The Duchess of Malfi
September 16, 1980 - May 09, 1981 | The Royal Exchange Theatre, The Roundhouse
Adrian Noble’s production, which opened in Manchester, was widely praised. The Guardian relished Mirren’s “passionate playing of the Duchess, all graceful lechery and looks of such intensity that they could not only kill but, in all probability, raise the dead as well… Marrying beneath yourself is not the sort of thing, these days, that would get you murdered by your brothers, even if they had got their eyes on your property.” But it happens “in this twitching world of Webster’s where everything is enhanced and heightened to a morbid degree. And the staging is so intense and the playing so powerful… that it actually seems not only credible but also natural, inevitable that people should carry on in this bizarre way.” The Observer noted that the production “seems to owe little to currently approved trends, since it is neither puritanically simple nor outrageously ornate… (Its) final achievement is that it duplicates the precarious balancing of Webster’s forces, admitting a fascination in cruelty, but never wallowing in it.”

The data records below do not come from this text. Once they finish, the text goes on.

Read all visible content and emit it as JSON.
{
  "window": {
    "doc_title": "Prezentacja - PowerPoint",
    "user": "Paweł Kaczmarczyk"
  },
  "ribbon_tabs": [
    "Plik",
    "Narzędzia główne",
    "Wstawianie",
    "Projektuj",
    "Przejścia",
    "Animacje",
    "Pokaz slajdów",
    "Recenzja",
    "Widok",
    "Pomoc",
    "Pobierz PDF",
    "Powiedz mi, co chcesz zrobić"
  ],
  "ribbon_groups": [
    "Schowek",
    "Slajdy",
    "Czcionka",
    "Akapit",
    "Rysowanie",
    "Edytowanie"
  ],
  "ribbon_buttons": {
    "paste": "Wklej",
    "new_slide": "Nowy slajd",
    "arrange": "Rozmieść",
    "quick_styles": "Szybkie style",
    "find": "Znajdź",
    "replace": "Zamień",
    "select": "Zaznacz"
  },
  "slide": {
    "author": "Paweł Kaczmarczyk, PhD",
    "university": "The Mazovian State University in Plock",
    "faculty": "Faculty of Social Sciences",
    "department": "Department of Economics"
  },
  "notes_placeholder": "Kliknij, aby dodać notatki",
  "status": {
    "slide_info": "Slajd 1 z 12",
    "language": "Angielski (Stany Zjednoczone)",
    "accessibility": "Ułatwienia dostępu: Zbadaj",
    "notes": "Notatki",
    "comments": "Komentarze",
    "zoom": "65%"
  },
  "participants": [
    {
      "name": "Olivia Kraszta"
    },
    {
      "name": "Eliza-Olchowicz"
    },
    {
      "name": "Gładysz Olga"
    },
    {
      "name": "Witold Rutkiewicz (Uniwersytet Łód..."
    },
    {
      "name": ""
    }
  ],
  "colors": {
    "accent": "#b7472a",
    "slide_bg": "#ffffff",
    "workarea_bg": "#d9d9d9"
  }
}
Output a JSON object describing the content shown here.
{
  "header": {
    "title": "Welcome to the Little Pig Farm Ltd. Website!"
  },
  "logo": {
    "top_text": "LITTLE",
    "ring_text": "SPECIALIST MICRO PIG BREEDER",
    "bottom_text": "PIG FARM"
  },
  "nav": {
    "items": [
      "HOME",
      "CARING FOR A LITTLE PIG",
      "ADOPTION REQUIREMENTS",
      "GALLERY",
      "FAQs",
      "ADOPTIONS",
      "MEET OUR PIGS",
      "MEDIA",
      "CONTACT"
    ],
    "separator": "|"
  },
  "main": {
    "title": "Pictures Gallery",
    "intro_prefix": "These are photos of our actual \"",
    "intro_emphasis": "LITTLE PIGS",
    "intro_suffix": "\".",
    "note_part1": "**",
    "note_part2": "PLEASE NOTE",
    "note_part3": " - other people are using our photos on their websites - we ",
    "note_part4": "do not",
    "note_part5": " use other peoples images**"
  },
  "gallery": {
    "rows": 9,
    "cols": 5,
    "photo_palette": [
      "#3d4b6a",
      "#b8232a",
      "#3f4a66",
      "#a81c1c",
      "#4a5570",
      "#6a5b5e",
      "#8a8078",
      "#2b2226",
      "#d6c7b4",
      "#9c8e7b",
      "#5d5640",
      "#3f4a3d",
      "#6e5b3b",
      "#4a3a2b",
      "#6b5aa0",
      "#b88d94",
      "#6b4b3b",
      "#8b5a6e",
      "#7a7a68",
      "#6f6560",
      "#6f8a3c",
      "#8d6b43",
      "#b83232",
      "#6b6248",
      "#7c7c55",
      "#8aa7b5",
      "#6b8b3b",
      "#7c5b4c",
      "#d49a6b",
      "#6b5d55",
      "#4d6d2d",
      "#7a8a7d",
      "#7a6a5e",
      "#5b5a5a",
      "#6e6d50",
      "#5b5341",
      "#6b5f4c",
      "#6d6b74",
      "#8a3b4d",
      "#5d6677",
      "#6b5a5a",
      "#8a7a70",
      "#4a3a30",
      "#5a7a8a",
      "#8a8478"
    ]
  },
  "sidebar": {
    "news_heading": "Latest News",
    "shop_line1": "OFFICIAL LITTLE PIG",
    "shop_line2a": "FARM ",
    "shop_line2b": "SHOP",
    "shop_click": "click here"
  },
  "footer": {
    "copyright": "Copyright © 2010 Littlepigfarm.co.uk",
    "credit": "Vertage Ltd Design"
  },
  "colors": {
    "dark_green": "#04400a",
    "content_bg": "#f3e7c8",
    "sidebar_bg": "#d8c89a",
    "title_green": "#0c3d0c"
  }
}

When the production transferred to London, doubts set in about the later scenes, but The Times critic remained enthusiastic: There are passages in the torment scenes when Helen Mirren lapses into a dull intensity that taxes the attention, but the whole shape of the performance, from the joyous games to the willing embrace of death, constructs an image of nobility with authentic human materials… The Duchess is more than usually isolated as the only figure combining virtue and power.
Helen is a stunning actress and exceptional lady. She has always had wonderful ability and can switch from cold to ranging, invincible to vulnerable, her emotional palette and range are extraordinary and it was a joy to play her Antonio (Pete Postlewhaite, A Spectacle of Dust: The Autobiography)
As Helen Mirren remembered in an interview with the Herald Scotland in October 2007, one night, while playing the lead in “The Duchess Of Malfi”, 20 minutes before the production began, her mother phoned to say that her father had died. Mirren fell to the floor in shock and grief and yet, incredibly, went ahead with the evening’s performance. “I spent the whole play in tears,” she says. “I walked on stage and was weeping from the beginning to the end, and I went through it like an automaton. Because to act you have to get yourself out of your own mind and into this imaginative world, and I felt that to do that was a terrible betrayal of my father. I just didn’t want to forget him. It was a strange, strange feeling and to this day I think that it was a betrayal to even attempt to act.”
Awards & Nominations
1981 Variety Club Award as Stage Actress of the Year (winner)